By Amanda Olavarria
For undergraduate student Mariel Colby, studying MSE means increasing her career opportunities. Unlike other engineering programs where students are limited to a handful of prospective jobs, MSE offers a variety of specialties to cater to each individual’s unique career goals.
Although Mariel is still exploring the field of materials science to refine her interests, she is fond of the relationship between structure and properties in metals. “Small changes in microstructures can have large effects on material properties,” she claimed. Mariel especially enjoys relating a measured property to a microstructure and then hypothesizing a relationship.
Another area of materials science Mariel finds fascinating is nanoindentation. In Assistant Professor Lee’s lab, she is currently studying the nanoindentation of ScF3, which is a material with a negative coefficient of thermal expansion. This means the material shrinks when heated, instead of expanding like most materials do.
Nanoindentation tests for material properties; such as hardness by indenting a material with a small tip. In this way the material behavior can be studied locally. Microscopy is often done as well to see how the material behaved during indention. Not only does this research interest Mariel, but it also provides her with valuable technical lab experience.
Her efforts in the lab do not go unnoticed. Technical Lab Associate, Adam Wentworth and her advisor, Dr. Seok-Woo Lee praised Mariel for her hard work. “Mariel is a wonderful student who brings an indescribable energy to the lab. She always puts forth her best effort and gets the job done,” Adam claimed.
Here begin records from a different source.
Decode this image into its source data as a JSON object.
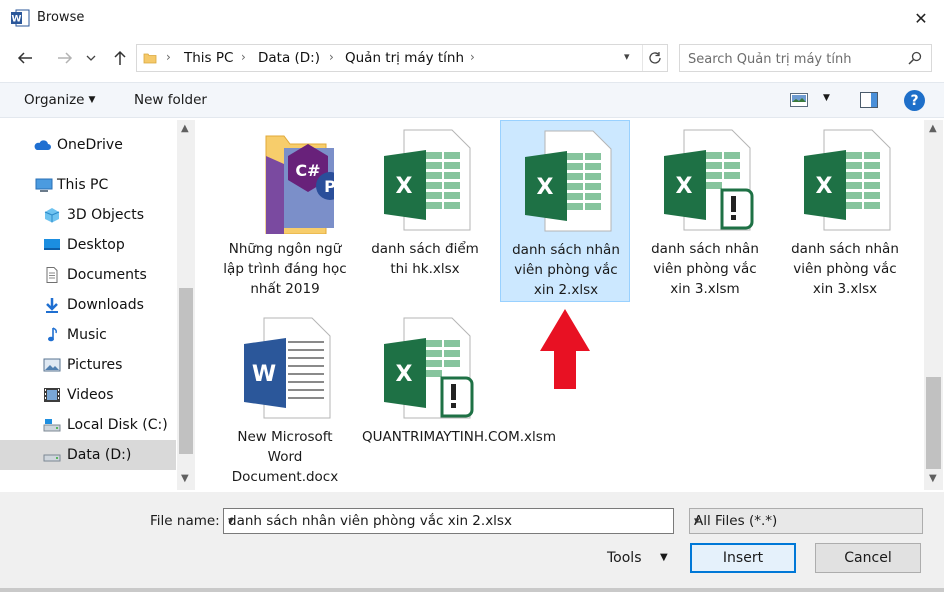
{
  "window": {
    "title": "Browse",
    "close_glyph": "✕"
  },
  "address": {
    "crumbs": [
      "This PC",
      "Data (D:)",
      "Quản trị máy tính"
    ]
  },
  "search": {
    "placeholder": "Search Quản trị máy tính"
  },
  "toolbar": {
    "organize_label": "Organize",
    "new_folder_label": "New folder",
    "help_label": "?"
  },
  "nav": {
    "items": [
      {
        "label": "OneDrive",
        "icon": "cloud-icon"
      },
      {
        "label": "This PC",
        "icon": "computer-icon"
      },
      {
        "label": "3D Objects",
        "icon": "cube-icon"
      },
      {
        "label": "Desktop",
        "icon": "desktop-icon"
      },
      {
        "label": "Documents",
        "icon": "document-icon"
      },
      {
        "label": "Downloads",
        "icon": "download-icon"
      },
      {
        "label": "Music",
        "icon": "music-note-icon"
      },
      {
        "label": "Pictures",
        "icon": "picture-icon"
      },
      {
        "label": "Videos",
        "icon": "video-icon"
      },
      {
        "label": "Local Disk (C:)",
        "icon": "drive-icon"
      },
      {
        "label": "Data (D:)",
        "icon": "drive-icon",
        "selected": true
      }
    ]
  },
  "files": [
    {
      "name": "Những ngôn ngữ lập trình đáng học nhất 2019",
      "type": "folder"
    },
    {
      "name": "danh sách điểm thi hk.xlsx",
      "type": "xlsx"
    },
    {
      "name": "danh sách nhân viên phòng vắc xin 2.xlsx",
      "type": "xlsx",
      "selected": true
    },
    {
      "name": "danh sách nhân viên phòng vắc xin 3.xlsm",
      "type": "xlsm"
    },
    {
      "name": "danh sách nhân viên phòng vắc xin 3.xlsx",
      "type": "xlsx"
    },
    {
      "name": "New Microsoft Word Document.docx",
      "type": "docx"
    },
    {
      "name": "QUANTRIMAYTINH.COM.xlsm",
      "type": "xlsm"
    }
  ],
  "bottom": {
    "file_name_label": "File name:",
    "file_name_value": "danh sách nhân viên phòng vắc xin 2.xlsx",
    "file_type_value": "All Files (*.*)",
    "tools_label": "Tools",
    "insert_label": "Insert",
    "cancel_label": "Cancel"
  },
  "colors": {
    "accent": "#0078d7",
    "selection": "#cce8ff",
    "excel_green": "#1e7145",
    "word_blue": "#2b579a",
    "arrow_red": "#e81123"
  }
}
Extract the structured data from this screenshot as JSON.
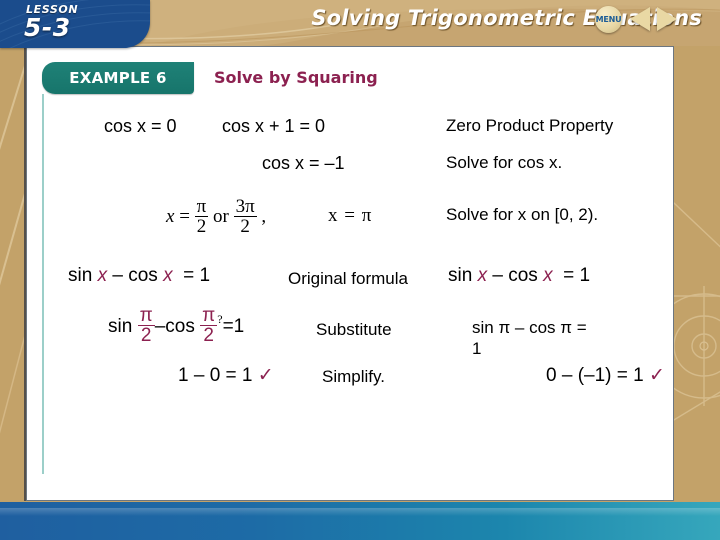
{
  "header": {
    "title": "Solving Trigonometric Equations",
    "lesson_word": "LESSON",
    "lesson_number": "5-3"
  },
  "example": {
    "tab_label": "EXAMPLE 6",
    "title": "Solve by Squaring"
  },
  "solution": {
    "line1": {
      "left_eq": "cos x = 0",
      "right_eq": "cos x + 1 = 0",
      "reason": "Zero Product Property"
    },
    "line2": {
      "equation": "cos x = –1",
      "reason": "Solve for cos x."
    },
    "line3": {
      "lhs_var": "x",
      "equals": "=",
      "frac1_num": "π",
      "frac1_den": "2",
      "or_word": "or",
      "frac2_num": "3π",
      "frac2_den": "2",
      "comma": ",",
      "second_solution": "x = π",
      "reason": "Solve for x on [0, 2)."
    }
  },
  "check_labels": {
    "original_formula": "Original formula",
    "substitute": "Substitute",
    "simplify": "Simplify."
  },
  "check_left": {
    "row1": {
      "sin": "sin",
      "var1": "x",
      "minus": "–",
      "cos": "cos",
      "var2": "x",
      "equals": "=",
      "rhs": "1"
    },
    "row2": {
      "sin": "sin",
      "frac1_num": "π",
      "frac1_den": "2",
      "minus": "–",
      "cos": "cos",
      "frac2_num": "π",
      "frac2_den": "2",
      "question": "?",
      "equals": "=",
      "rhs": "1"
    },
    "row3": {
      "expression": "1 – 0 = 1",
      "check_mark": "✓"
    }
  },
  "check_right": {
    "row1": {
      "sin": "sin",
      "var1": "x",
      "minus": "–",
      "cos": "cos",
      "var2": "x",
      "equals": "=",
      "rhs": "1"
    },
    "row2": {
      "line_a": "sin π – cos π =",
      "question": "?",
      "line_b": "1"
    },
    "row3": {
      "expression": "0 – (–1) = 1",
      "check_mark": "✓"
    }
  },
  "navigation": {
    "menu_label": "MENU",
    "prev_label": "◀",
    "next_label": "▶"
  },
  "colors": {
    "banner_tan": "#c6a571",
    "lesson_blue": "#1b4c8c",
    "example_teal": "#17756b",
    "title_maroon": "#8c2150",
    "bottom_bar_blue": "#1f5fa0",
    "bottom_bar_cyan": "#36a7bc"
  }
}
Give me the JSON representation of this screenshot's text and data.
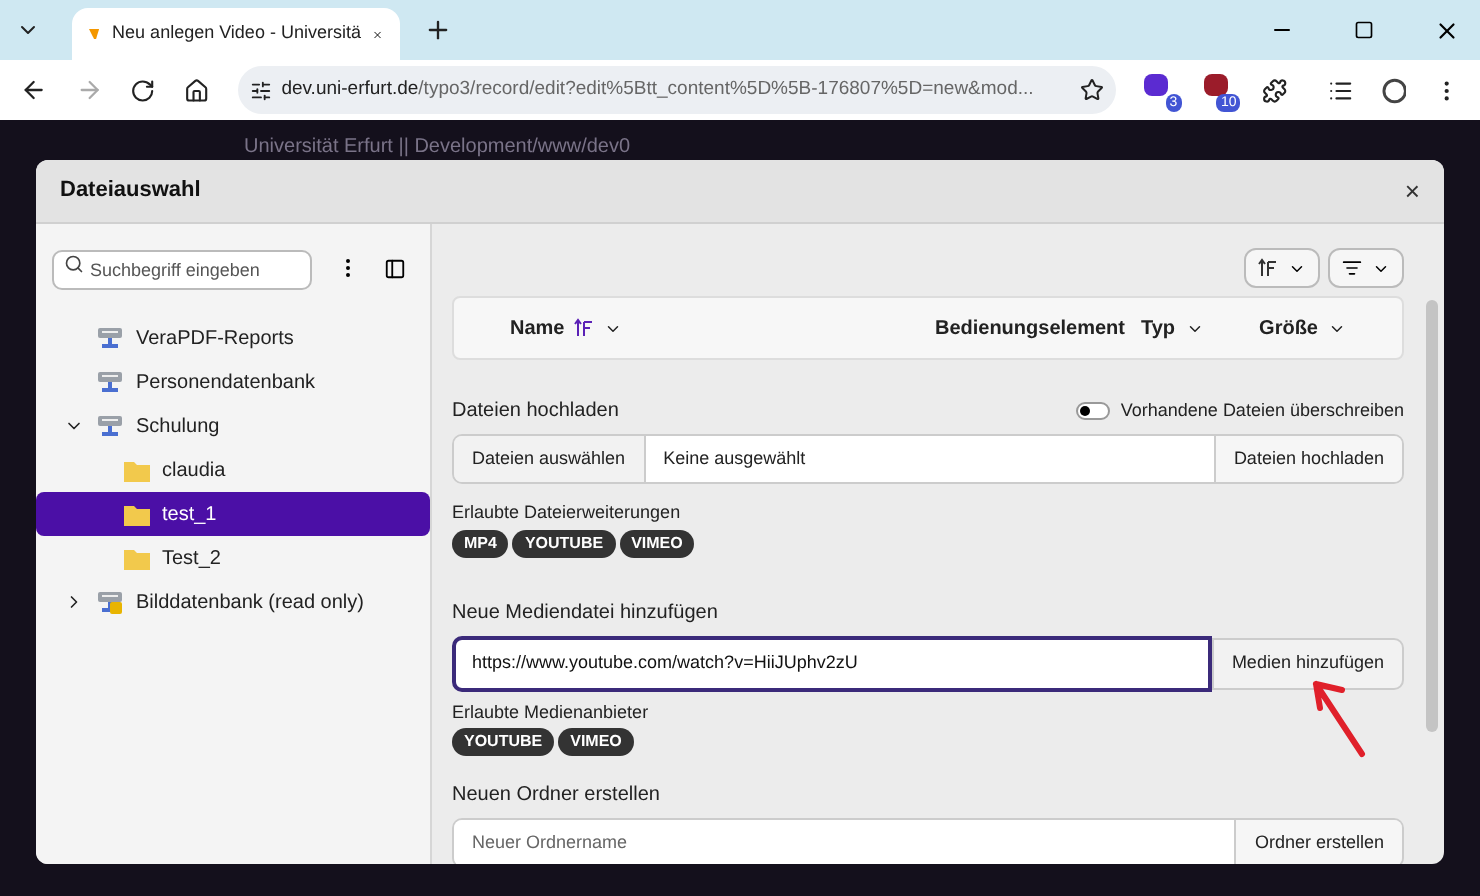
{
  "browser": {
    "tab_title": "Neu anlegen Video - Universitä",
    "url_host": "dev.uni-erfurt.de",
    "url_path": "/typo3/record/edit?edit%5Btt_content%5D%5B-176807%5D=new&mod...",
    "extension_badges": [
      "3",
      "10"
    ]
  },
  "background_title": "Universität Erfurt || Development/www/dev0",
  "dialog": {
    "title": "Dateiauswahl",
    "close": "×"
  },
  "sidebar": {
    "search": {
      "placeholder": "Suchbegriff eingeben"
    },
    "tree": [
      {
        "label": "VeraPDF-Reports",
        "kind": "storage",
        "selected": false
      },
      {
        "label": "Personendatenbank",
        "kind": "storage",
        "selected": false
      },
      {
        "label": "Schulung",
        "kind": "storage",
        "selected": false,
        "expanded": true,
        "children": [
          {
            "label": "claudia",
            "kind": "folder",
            "selected": false
          },
          {
            "label": "test_1",
            "kind": "folder",
            "selected": true
          },
          {
            "label": "Test_2",
            "kind": "folder",
            "selected": false
          }
        ]
      },
      {
        "label": "Bilddatenbank (read only)",
        "kind": "storage-readonly",
        "selected": false,
        "expanded": false
      }
    ]
  },
  "table": {
    "columns": [
      {
        "label": "Name",
        "sorted": true
      },
      {
        "label": "Bedienungselement",
        "sortable": false
      },
      {
        "label": "Typ",
        "sortable": true
      },
      {
        "label": "Größe",
        "sortable": true
      }
    ]
  },
  "upload": {
    "title": "Dateien hochladen",
    "overwrite": {
      "label": "Vorhandene Dateien überschreiben",
      "on": false
    },
    "choose_button": "Dateien auswählen",
    "file_value": "Keine ausgewählt",
    "upload_button": "Dateien hochladen",
    "allowed_label": "Erlaubte Dateierweiterungen",
    "allowed": [
      "MP4",
      "YOUTUBE",
      "VIMEO"
    ]
  },
  "media": {
    "title": "Neue Mediendatei hinzufügen",
    "value": "https://www.youtube.com/watch?v=HiiJUphv2zU",
    "button": "Medien hinzufügen",
    "allowed_label": "Erlaubte Medienanbieter",
    "allowed": [
      "YOUTUBE",
      "VIMEO"
    ]
  },
  "folder": {
    "title": "Neuen Ordner erstellen",
    "placeholder": "Neuer Ordnername",
    "button": "Ordner erstellen"
  }
}
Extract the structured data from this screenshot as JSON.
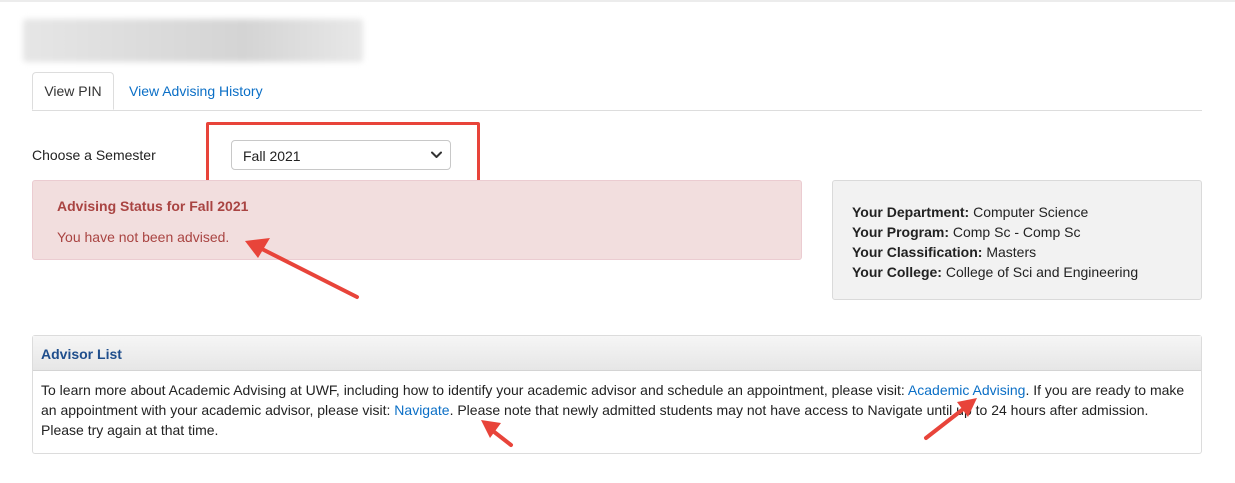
{
  "tabs": {
    "active": "View PIN",
    "history": "View Advising History"
  },
  "semester": {
    "label": "Choose a Semester",
    "selected": "Fall 2021"
  },
  "alert": {
    "title": "Advising Status for Fall 2021",
    "message": "You have not been advised."
  },
  "info": {
    "department_label": "Your Department:",
    "department": "Computer Science",
    "program_label": "Your Program:",
    "program": "Comp Sc - Comp Sc",
    "classification_label": "Your Classification:",
    "classification": "Masters",
    "college_label": "Your College:",
    "college": "College of Sci and Engineering"
  },
  "advisor": {
    "title": "Advisor List",
    "text1": "To learn more about Academic Advising at UWF, including how to identify your academic advisor and schedule an appointment, please visit: ",
    "link1": "Academic Advising",
    "text2": ". If you are ready to make an appointment with your academic advisor, please visit: ",
    "link2": "Navigate",
    "text3": ". Please note that newly admitted students may not have access to Navigate until up to 24 hours after admission. Please try again at that time."
  },
  "colors": {
    "link": "#0b6fc6",
    "alert_text": "#a94442",
    "alert_bg": "#f2dede",
    "annotation": "#e8443a"
  },
  "icons": {
    "select": "chevron-down-icon",
    "annotations": "arrow-icon"
  }
}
In addition, Assistant Professor Lee stated, “Mariel is one of the most enthusiastic MSE undergraduate students I have ever seen. She is certainly a bright, young materials scientist.”
Research is not the only aspect of MSE that has had a profound impact on Mariel. MSE’s learning environment, which centers on teamwork, helped her learn from peers as well as her professors. By putting time and effort into projects as a team rather than individually, she found that she was able to enjoy the assigned work. “The ability of a team can be exponentially greater than that of individuals,” she explained.
Mariel considers her classmates in MSE to be her family and appreciates how her peers care for her both as an individual and as a student. In such a large university, she is pleased to have a core group of students she can relate to and enjoys working with. She also admires MSE professors, who each share their extensive experience in the field and ensure students get the most out of their learning.
Beyond the classroom, Mariel collaborates with fellow members within the UConn Material Advantage student chapter (UCMA), which is an organization tailored for MSE students. As a member of UCMA, Mariel assists in running materials demonstrations, hosting educational camps, and participating in outreach to interest children in materials science. Members also share their MSE experiences and connect with alumni to learn more about the career opportunities available within the field.
As a soon-to-be graduate, Mariel plans to work in the engineering industry once she graduates in May. She hopes for a career that will incorporate her passion for hands-on work, which she discovered early in her MSE undergraduate career. “MSE is unique because we start technical labs our second semester of sophomore year. This means we have a total of five semesters of technical projects to help students refine interests and learn useful skills that are desired by employers,” Mariel stated. After she refines her interests through industry experience, Mariel plans on pursuing further education within materials science and engineering. Perhaps she’ll return to our PhD, MS, or MEng programs like many of our graduates.